Task instructions: Only the lines that include "linear" should be copied from the data below.
+ + + + + + +
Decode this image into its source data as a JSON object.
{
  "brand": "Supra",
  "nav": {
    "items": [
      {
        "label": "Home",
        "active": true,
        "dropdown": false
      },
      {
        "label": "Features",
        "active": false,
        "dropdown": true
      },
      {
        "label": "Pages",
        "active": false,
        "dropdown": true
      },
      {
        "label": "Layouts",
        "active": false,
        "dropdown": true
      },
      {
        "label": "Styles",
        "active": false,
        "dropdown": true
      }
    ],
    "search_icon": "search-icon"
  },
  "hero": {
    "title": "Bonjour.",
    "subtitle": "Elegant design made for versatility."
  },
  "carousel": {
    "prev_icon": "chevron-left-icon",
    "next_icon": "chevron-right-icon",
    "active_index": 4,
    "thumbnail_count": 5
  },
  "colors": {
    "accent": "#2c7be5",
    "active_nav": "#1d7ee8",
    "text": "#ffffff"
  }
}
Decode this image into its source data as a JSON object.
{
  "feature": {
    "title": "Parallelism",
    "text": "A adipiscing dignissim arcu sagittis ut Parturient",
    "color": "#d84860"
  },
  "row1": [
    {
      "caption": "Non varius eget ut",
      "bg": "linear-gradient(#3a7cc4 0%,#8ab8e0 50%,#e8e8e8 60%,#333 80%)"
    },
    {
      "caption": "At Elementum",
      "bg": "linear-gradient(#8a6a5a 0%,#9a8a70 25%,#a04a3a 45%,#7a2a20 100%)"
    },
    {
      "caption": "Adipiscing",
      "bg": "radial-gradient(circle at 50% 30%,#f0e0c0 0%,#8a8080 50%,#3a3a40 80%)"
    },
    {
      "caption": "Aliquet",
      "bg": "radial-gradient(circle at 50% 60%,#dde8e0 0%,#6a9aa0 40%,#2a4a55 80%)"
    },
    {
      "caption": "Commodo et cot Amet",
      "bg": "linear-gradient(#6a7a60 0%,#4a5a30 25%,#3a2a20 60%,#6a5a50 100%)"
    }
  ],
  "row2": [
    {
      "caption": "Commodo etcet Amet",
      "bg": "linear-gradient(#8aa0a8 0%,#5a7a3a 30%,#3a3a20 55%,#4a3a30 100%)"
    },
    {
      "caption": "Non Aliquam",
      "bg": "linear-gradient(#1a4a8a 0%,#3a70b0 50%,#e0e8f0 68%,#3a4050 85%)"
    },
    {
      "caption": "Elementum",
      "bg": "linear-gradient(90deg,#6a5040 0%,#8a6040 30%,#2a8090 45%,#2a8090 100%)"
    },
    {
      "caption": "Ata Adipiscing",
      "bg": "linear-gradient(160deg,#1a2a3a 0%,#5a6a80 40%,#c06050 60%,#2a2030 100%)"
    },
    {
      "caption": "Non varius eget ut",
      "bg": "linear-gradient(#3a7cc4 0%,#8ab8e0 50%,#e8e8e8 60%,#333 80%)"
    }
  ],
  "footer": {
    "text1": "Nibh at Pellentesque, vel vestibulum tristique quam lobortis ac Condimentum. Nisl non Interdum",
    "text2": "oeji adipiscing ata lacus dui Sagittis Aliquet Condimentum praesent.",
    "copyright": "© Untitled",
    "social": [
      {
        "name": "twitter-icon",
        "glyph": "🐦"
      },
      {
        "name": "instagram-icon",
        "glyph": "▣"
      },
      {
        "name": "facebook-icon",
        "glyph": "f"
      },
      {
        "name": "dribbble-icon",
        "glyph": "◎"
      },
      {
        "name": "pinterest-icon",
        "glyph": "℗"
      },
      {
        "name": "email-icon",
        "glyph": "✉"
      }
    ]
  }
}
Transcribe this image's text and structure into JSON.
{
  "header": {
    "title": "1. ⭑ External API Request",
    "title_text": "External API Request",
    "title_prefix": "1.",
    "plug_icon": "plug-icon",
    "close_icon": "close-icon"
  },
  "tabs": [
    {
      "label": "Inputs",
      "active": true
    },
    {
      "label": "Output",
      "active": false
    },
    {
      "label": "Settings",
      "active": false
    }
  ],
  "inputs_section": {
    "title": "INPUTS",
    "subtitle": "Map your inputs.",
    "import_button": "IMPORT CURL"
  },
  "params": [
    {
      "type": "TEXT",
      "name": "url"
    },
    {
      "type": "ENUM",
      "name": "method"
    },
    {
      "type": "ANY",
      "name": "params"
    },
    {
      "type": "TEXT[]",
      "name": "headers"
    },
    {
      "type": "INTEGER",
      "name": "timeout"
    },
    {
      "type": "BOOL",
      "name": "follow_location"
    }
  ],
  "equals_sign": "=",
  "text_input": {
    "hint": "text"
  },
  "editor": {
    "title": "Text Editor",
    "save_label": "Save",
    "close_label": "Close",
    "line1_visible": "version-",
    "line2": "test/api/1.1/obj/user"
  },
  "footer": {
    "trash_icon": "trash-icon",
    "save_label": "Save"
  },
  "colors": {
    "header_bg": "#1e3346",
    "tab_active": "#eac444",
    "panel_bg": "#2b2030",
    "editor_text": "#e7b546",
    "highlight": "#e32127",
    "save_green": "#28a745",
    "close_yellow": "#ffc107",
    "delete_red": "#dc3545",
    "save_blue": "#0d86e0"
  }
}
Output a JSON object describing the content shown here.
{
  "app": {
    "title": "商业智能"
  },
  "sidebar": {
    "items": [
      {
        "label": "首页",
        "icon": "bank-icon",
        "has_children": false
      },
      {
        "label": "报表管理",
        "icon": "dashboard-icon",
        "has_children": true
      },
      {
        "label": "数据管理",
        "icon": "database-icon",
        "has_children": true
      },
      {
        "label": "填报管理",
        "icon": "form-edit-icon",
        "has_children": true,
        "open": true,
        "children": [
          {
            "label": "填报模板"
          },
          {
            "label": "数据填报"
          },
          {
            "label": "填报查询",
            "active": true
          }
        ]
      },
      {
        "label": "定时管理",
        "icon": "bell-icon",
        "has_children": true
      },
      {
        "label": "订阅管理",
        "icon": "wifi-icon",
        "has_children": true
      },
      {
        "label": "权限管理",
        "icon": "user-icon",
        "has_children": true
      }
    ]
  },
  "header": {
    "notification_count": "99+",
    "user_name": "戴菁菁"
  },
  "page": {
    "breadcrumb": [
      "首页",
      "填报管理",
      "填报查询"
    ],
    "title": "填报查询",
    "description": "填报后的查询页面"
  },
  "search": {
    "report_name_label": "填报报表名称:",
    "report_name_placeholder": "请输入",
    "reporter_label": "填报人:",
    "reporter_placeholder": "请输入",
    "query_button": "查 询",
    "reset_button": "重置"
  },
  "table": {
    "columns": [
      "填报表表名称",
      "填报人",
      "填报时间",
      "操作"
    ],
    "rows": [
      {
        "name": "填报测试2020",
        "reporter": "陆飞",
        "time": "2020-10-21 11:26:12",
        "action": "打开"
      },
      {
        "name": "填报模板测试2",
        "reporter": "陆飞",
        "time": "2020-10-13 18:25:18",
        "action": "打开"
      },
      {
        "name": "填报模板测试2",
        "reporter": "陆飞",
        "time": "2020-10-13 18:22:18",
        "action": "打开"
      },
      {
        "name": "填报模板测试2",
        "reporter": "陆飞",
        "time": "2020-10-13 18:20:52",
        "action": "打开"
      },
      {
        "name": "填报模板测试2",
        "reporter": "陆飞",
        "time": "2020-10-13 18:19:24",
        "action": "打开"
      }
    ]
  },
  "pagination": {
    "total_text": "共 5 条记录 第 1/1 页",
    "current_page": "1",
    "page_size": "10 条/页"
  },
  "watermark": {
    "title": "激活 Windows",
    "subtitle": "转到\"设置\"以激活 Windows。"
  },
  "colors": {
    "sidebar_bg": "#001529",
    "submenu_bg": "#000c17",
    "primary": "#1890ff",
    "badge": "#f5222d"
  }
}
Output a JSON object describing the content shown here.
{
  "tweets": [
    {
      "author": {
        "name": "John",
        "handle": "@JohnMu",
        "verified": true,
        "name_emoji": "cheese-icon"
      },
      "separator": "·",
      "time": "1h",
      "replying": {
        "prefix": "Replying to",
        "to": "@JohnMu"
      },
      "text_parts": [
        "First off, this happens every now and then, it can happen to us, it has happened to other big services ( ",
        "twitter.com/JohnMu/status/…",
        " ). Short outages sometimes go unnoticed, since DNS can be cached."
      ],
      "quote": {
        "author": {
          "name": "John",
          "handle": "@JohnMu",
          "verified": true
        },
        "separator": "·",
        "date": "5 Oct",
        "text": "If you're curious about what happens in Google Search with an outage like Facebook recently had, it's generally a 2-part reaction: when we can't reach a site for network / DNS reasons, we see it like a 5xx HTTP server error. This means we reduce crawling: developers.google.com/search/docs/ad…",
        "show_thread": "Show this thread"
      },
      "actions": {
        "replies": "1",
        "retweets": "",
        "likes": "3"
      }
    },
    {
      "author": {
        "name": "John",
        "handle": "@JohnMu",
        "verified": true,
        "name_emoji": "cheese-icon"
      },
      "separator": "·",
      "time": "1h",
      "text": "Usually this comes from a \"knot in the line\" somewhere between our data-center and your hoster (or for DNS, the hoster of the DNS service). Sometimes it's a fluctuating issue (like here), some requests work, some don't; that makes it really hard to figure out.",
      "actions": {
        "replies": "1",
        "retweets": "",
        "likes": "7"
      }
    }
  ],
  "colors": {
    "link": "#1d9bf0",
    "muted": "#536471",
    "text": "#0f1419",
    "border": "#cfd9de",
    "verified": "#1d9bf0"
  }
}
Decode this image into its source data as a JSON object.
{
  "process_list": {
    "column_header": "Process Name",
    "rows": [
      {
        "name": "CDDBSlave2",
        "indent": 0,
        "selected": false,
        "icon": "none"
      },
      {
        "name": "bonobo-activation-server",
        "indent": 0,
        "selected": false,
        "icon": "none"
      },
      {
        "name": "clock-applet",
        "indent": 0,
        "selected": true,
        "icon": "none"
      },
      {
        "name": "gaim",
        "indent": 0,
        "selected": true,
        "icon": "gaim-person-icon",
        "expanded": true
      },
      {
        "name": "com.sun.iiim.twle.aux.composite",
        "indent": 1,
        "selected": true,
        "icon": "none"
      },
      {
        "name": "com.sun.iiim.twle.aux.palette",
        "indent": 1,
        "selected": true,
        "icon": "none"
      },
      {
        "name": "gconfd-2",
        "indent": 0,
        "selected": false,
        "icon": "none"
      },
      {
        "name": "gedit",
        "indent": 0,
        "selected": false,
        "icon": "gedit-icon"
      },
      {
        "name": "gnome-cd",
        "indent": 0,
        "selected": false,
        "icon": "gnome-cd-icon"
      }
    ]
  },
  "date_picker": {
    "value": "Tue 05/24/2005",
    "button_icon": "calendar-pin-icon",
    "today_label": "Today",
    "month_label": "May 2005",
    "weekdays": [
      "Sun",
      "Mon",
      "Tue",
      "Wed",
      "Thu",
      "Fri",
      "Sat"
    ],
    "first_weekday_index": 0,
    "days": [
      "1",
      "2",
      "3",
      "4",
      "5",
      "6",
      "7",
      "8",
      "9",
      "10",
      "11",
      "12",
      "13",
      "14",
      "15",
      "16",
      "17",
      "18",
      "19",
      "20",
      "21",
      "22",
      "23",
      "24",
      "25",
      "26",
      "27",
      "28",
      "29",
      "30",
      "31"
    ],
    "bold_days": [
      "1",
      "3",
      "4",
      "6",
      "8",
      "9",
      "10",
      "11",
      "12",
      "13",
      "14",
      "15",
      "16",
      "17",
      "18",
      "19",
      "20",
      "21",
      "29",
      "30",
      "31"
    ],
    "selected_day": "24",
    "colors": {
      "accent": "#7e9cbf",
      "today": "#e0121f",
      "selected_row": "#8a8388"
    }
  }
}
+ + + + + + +
Output of the exercise:
      "bg": "linear-gradient(#3a7cc4 0%,#8ab8e0 50%,#e8e8e8 60%,#333 80%)"
      "bg": "linear-gradient(#8a6a5a 0%,#9a8a70 25%,#a04a3a 45%,#7a2a20 100%)"
      "bg": "linear-gradient(#6a7a60 0%,#4a5a30 25%,#3a2a20 60%,#6a5a50 100%)"
      "bg": "linear-gradient(#8aa0a8 0%,#5a7a3a 30%,#3a3a20 55%,#4a3a30 100%)"
      "bg": "linear-gradient(#1a4a8a 0%,#3a70b0 50%,#e0e8f0 68%,#3a4050 85%)"
      "bg": "linear-gradient(90deg,#6a5040 0%,#8a6040 30%,#2a8090 45%,#2a8090 100%)"
      "bg": "linear-gradient(160deg,#1a2a3a 0%,#5a6a80 40%,#c06050 60%,#2a2030 100%)"
      "bg": "linear-gradient(#3a7cc4 0%,#8ab8e0 50%,#e8e8e8 60%,#333 80%)"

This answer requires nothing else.